[Entries taken from a collection]:
——
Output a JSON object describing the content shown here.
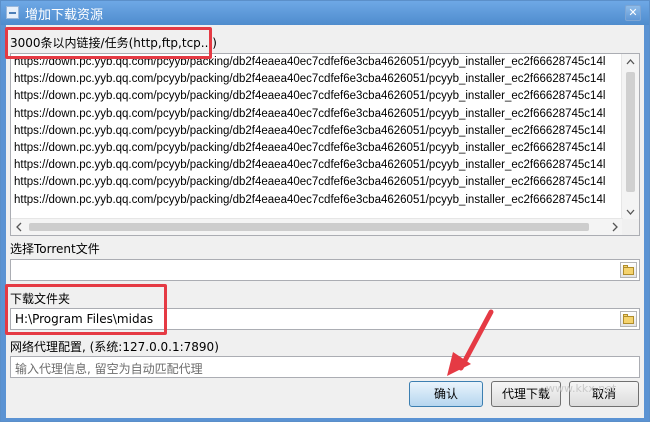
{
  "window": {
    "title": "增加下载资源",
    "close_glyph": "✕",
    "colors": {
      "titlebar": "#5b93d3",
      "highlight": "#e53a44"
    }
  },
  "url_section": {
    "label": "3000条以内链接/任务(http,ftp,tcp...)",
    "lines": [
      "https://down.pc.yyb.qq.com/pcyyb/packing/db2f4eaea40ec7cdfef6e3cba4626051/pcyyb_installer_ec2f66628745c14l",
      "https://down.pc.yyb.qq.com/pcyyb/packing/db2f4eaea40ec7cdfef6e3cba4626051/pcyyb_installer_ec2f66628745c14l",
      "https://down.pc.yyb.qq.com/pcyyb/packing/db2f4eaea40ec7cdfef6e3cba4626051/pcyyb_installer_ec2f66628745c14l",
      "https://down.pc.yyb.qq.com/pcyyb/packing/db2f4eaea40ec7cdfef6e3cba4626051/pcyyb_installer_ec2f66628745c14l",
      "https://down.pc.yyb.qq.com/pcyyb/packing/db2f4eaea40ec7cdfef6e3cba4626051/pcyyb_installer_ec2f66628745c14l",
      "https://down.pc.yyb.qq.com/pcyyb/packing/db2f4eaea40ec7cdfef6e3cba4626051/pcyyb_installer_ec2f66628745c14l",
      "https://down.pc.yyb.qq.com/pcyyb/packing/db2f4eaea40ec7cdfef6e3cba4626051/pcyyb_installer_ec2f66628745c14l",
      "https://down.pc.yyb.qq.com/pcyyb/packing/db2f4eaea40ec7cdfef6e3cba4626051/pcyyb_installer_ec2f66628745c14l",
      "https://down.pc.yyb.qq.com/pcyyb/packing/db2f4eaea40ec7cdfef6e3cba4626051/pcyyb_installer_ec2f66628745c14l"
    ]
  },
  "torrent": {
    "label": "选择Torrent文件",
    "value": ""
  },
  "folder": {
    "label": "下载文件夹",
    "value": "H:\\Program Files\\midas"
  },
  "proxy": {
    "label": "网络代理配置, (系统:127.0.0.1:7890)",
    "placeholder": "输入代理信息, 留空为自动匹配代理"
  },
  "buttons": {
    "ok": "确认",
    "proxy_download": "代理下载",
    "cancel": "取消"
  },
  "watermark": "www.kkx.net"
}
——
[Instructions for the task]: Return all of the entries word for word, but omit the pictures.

[Response]:
Output a JSON object describing the content shown here.
{
  "window": {
    "title": "增加下载资源",
    "close_glyph": "✕",
    "colors": {
      "titlebar": "#5b93d3",
      "highlight": "#e53a44"
    }
  },
  "url_section": {
    "label": "3000条以内链接/任务(http,ftp,tcp...)",
    "lines": [
      "https://down.pc.yyb.qq.com/pcyyb/packing/db2f4eaea40ec7cdfef6e3cba4626051/pcyyb_installer_ec2f66628745c14l",
      "https://down.pc.yyb.qq.com/pcyyb/packing/db2f4eaea40ec7cdfef6e3cba4626051/pcyyb_installer_ec2f66628745c14l",
      "https://down.pc.yyb.qq.com/pcyyb/packing/db2f4eaea40ec7cdfef6e3cba4626051/pcyyb_installer_ec2f66628745c14l",
      "https://down.pc.yyb.qq.com/pcyyb/packing/db2f4eaea40ec7cdfef6e3cba4626051/pcyyb_installer_ec2f66628745c14l",
      "https://down.pc.yyb.qq.com/pcyyb/packing/db2f4eaea40ec7cdfef6e3cba4626051/pcyyb_installer_ec2f66628745c14l",
      "https://down.pc.yyb.qq.com/pcyyb/packing/db2f4eaea40ec7cdfef6e3cba4626051/pcyyb_installer_ec2f66628745c14l",
      "https://down.pc.yyb.qq.com/pcyyb/packing/db2f4eaea40ec7cdfef6e3cba4626051/pcyyb_installer_ec2f66628745c14l",
      "https://down.pc.yyb.qq.com/pcyyb/packing/db2f4eaea40ec7cdfef6e3cba4626051/pcyyb_installer_ec2f66628745c14l",
      "https://down.pc.yyb.qq.com/pcyyb/packing/db2f4eaea40ec7cdfef6e3cba4626051/pcyyb_installer_ec2f66628745c14l"
    ]
  },
  "torrent": {
    "label": "选择Torrent文件",
    "value": ""
  },
  "folder": {
    "label": "下载文件夹",
    "value": "H:\\Program Files\\midas"
  },
  "proxy": {
    "label": "网络代理配置, (系统:127.0.0.1:7890)",
    "placeholder": "输入代理信息, 留空为自动匹配代理"
  },
  "buttons": {
    "ok": "确认",
    "proxy_download": "代理下载",
    "cancel": "取消"
  },
  "watermark": "www.kkx.net"
}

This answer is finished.